What you need to do:
Type out the entries below again, character for character.

Records to use:
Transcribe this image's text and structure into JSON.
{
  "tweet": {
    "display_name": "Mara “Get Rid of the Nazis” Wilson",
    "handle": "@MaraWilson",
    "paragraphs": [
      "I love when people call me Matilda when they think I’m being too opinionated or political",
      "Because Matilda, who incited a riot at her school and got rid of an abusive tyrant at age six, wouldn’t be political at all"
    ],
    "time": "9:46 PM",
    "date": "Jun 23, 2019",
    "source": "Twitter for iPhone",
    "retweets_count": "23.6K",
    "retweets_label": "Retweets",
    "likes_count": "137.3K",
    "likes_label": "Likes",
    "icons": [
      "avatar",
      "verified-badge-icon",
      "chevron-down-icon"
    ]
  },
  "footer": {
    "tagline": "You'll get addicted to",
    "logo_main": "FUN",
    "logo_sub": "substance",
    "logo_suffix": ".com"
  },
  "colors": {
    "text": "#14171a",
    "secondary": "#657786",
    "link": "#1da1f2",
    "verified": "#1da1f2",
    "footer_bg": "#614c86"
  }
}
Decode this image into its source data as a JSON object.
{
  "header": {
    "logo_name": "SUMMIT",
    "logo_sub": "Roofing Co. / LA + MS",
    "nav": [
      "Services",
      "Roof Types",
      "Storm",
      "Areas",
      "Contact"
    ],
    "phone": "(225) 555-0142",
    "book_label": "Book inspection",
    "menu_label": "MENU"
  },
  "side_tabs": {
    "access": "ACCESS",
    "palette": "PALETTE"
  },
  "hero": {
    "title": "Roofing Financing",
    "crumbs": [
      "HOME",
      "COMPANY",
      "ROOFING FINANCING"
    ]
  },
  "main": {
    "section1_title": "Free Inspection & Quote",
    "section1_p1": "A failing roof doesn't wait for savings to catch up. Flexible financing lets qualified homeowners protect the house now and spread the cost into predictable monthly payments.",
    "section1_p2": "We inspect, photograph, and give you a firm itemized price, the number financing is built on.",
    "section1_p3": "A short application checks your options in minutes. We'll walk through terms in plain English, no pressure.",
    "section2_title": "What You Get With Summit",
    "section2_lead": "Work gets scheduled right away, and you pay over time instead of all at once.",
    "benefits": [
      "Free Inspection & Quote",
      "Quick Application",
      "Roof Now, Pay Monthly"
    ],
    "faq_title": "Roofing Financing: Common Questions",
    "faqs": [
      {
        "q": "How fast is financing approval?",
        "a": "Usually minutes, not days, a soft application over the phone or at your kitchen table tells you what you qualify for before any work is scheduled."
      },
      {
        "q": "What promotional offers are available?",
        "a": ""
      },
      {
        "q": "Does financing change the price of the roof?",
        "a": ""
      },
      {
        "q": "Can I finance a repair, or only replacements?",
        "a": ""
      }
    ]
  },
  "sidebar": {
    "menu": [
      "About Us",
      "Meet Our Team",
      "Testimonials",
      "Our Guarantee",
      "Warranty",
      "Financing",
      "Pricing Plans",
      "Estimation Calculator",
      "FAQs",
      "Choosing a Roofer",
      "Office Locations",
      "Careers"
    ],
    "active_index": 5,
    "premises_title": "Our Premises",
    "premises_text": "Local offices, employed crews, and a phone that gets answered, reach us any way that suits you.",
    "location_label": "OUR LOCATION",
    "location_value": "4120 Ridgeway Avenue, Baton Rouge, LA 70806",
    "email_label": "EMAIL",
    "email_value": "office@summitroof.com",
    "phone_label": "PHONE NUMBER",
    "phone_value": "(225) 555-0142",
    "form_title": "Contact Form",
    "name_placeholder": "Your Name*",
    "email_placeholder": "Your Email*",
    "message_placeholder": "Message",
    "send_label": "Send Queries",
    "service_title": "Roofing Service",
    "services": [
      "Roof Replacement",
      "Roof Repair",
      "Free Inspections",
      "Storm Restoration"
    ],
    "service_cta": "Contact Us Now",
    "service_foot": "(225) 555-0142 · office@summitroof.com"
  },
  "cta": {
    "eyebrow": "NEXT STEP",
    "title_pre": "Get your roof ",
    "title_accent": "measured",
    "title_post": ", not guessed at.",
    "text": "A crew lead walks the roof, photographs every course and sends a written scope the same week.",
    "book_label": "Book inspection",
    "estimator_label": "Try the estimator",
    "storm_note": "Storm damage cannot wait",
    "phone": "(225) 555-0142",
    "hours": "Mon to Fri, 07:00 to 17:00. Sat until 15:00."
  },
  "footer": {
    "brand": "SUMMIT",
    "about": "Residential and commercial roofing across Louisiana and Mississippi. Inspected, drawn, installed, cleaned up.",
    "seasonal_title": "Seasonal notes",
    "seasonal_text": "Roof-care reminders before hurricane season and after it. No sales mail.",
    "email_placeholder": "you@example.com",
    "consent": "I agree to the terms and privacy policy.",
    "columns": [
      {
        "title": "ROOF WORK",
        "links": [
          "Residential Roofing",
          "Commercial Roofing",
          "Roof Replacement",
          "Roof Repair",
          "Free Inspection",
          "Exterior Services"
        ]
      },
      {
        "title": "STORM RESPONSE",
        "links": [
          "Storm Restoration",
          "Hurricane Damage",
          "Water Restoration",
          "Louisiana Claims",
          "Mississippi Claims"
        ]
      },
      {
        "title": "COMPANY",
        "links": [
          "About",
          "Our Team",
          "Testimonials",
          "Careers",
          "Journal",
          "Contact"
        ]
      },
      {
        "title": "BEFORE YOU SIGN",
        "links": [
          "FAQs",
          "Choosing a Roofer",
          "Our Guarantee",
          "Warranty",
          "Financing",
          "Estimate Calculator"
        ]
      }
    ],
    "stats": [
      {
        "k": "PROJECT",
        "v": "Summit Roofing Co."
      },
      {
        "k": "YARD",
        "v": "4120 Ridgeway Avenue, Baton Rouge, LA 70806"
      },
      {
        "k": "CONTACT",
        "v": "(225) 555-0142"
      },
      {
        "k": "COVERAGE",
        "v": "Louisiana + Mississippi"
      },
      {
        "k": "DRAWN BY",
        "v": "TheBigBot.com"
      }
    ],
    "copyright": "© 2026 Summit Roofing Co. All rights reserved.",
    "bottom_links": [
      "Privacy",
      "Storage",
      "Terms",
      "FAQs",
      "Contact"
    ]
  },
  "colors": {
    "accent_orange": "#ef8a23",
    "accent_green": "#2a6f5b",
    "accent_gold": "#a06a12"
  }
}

Result of the exercise:
Transcribe this image's text and structure into JSON.
{
  "tweet": {
    "display_name": "Mara “Get Rid of the Nazis” Wilson",
    "handle": "@MaraWilson",
    "paragraphs": [
      "I love when people call me Matilda when they think I’m being too opinionated or political",
      "Because Matilda, who incited a riot at her school and got rid of an abusive tyrant at age six, wouldn’t be political at all"
    ],
    "time": "9:46 PM",
    "date": "Jun 23, 2019",
    "source": "Twitter for iPhone",
    "retweets_count": "23.6K",
    "retweets_label": "Retweets",
    "likes_count": "137.3K",
    "likes_label": "Likes",
    "icons": [
      "avatar",
      "verified-badge-icon",
      "chevron-down-icon"
    ]
  },
  "footer": {
    "tagline": "You'll get addicted to",
    "logo_main": "FUN",
    "logo_sub": "substance",
    "logo_suffix": ".com"
  },
  "colors": {
    "text": "#14171a",
    "secondary": "#657786",
    "link": "#1da1f2",
    "verified": "#1da1f2",
    "footer_bg": "#614c86"
  }
}
Decode this image into its source data as a JSON object.
{
  "header": {
    "logo_name": "SUMMIT",
    "logo_sub": "Roofing Co. / LA + MS",
    "nav": [
      "Services",
      "Roof Types",
      "Storm",
      "Areas",
      "Contact"
    ],
    "phone": "(225) 555-0142",
    "book_label": "Book inspection",
    "menu_label": "MENU"
  },
  "side_tabs": {
    "access": "ACCESS",
    "palette": "PALETTE"
  },
  "hero": {
    "title": "Roofing Financing",
    "crumbs": [
      "HOME",
      "COMPANY",
      "ROOFING FINANCING"
    ]
  },
  "main": {
    "section1_title": "Free Inspection & Quote",
    "section1_p1": "A failing roof doesn't wait for savings to catch up. Flexible financing lets qualified homeowners protect the house now and spread the cost into predictable monthly payments.",
    "section1_p2": "We inspect, photograph, and give you a firm itemized price, the number financing is built on.",
    "section1_p3": "A short application checks your options in minutes. We'll walk through terms in plain English, no pressure.",
    "section2_title": "What You Get With Summit",
    "section2_lead": "Work gets scheduled right away, and you pay over time instead of all at once.",
    "benefits": [
      "Free Inspection & Quote",
      "Quick Application",
      "Roof Now, Pay Monthly"
    ],
    "faq_title": "Roofing Financing: Common Questions",
    "faqs": [
      {
        "q": "How fast is financing approval?",
        "a": "Usually minutes, not days, a soft application over the phone or at your kitchen table tells you what you qualify for before any work is scheduled."
      },
      {
        "q": "What promotional offers are available?",
        "a": ""
      },
      {
        "q": "Does financing change the price of the roof?",
        "a": ""
      },
      {
        "q": "Can I finance a repair, or only replacements?",
        "a": ""
      }
    ]
  },
  "sidebar": {
    "menu": [
      "About Us",
      "Meet Our Team",
      "Testimonials",
      "Our Guarantee",
      "Warranty",
      "Financing",
      "Pricing Plans",
      "Estimation Calculator",
      "FAQs",
      "Choosing a Roofer",
      "Office Locations",
      "Careers"
    ],
    "active_index": 5,
    "premises_title": "Our Premises",
    "premises_text": "Local offices, employed crews, and a phone that gets answered, reach us any way that suits you.",
    "location_label": "OUR LOCATION",
    "location_value": "4120 Ridgeway Avenue, Baton Rouge, LA 70806",
    "email_label": "EMAIL",
    "email_value": "office@summitroof.com",
    "phone_label": "PHONE NUMBER",
    "phone_value": "(225) 555-0142",
    "form_title": "Contact Form",
    "name_placeholder": "Your Name*",
    "email_placeholder": "Your Email*",
    "message_placeholder": "Message",
    "send_label": "Send Queries",
    "service_title": "Roofing Service",
    "services": [
      "Roof Replacement",
      "Roof Repair",
      "Free Inspections",
      "Storm Restoration"
    ],
    "service_cta": "Contact Us Now",
    "service_foot": "(225) 555-0142 · office@summitroof.com"
  },
  "cta": {
    "eyebrow": "NEXT STEP",
    "title_pre": "Get your roof ",
    "title_accent": "measured",
    "title_post": ", not guessed at.",
    "text": "A crew lead walks the roof, photographs every course and sends a written scope the same week.",
    "book_label": "Book inspection",
    "estimator_label": "Try the estimator",
    "storm_note": "Storm damage cannot wait",
    "phone": "(225) 555-0142",
    "hours": "Mon to Fri, 07:00 to 17:00. Sat until 15:00."
  },
  "footer": {
    "brand": "SUMMIT",
    "about": "Residential and commercial roofing across Louisiana and Mississippi. Inspected, drawn, installed, cleaned up.",
    "seasonal_title": "Seasonal notes",
    "seasonal_text": "Roof-care reminders before hurricane season and after it. No sales mail.",
    "email_placeholder": "you@example.com",
    "consent": "I agree to the terms and privacy policy.",
    "columns": [
      {
        "title": "ROOF WORK",
        "links": [
          "Residential Roofing",
          "Commercial Roofing",
          "Roof Replacement",
          "Roof Repair",
          "Free Inspection",
          "Exterior Services"
        ]
      },
      {
        "title": "STORM RESPONSE",
        "links": [
          "Storm Restoration",
          "Hurricane Damage",
          "Water Restoration",
          "Louisiana Claims",
          "Mississippi Claims"
        ]
      },
      {
        "title": "COMPANY",
        "links": [
          "About",
          "Our Team",
          "Testimonials",
          "Careers",
          "Journal",
          "Contact"
        ]
      },
      {
        "title": "BEFORE YOU SIGN",
        "links": [
          "FAQs",
          "Choosing a Roofer",
          "Our Guarantee",
          "Warranty",
          "Financing",
          "Estimate Calculator"
        ]
      }
    ],
    "stats": [
      {
        "k": "PROJECT",
        "v": "Summit Roofing Co."
      },
      {
        "k": "YARD",
        "v": "4120 Ridgeway Avenue, Baton Rouge, LA 70806"
      },
      {
        "k": "CONTACT",
        "v": "(225) 555-0142"
      },
      {
        "k": "COVERAGE",
        "v": "Louisiana + Mississippi"
      },
      {
        "k": "DRAWN BY",
        "v": "TheBigBot.com"
      }
    ],
    "copyright": "© 2026 Summit Roofing Co. All rights reserved.",
    "bottom_links": [
      "Privacy",
      "Storage",
      "Terms",
      "FAQs",
      "Contact"
    ]
  },
  "colors": {
    "accent_orange": "#ef8a23",
    "accent_green": "#2a6f5b",
    "accent_gold": "#a06a12"
  }
}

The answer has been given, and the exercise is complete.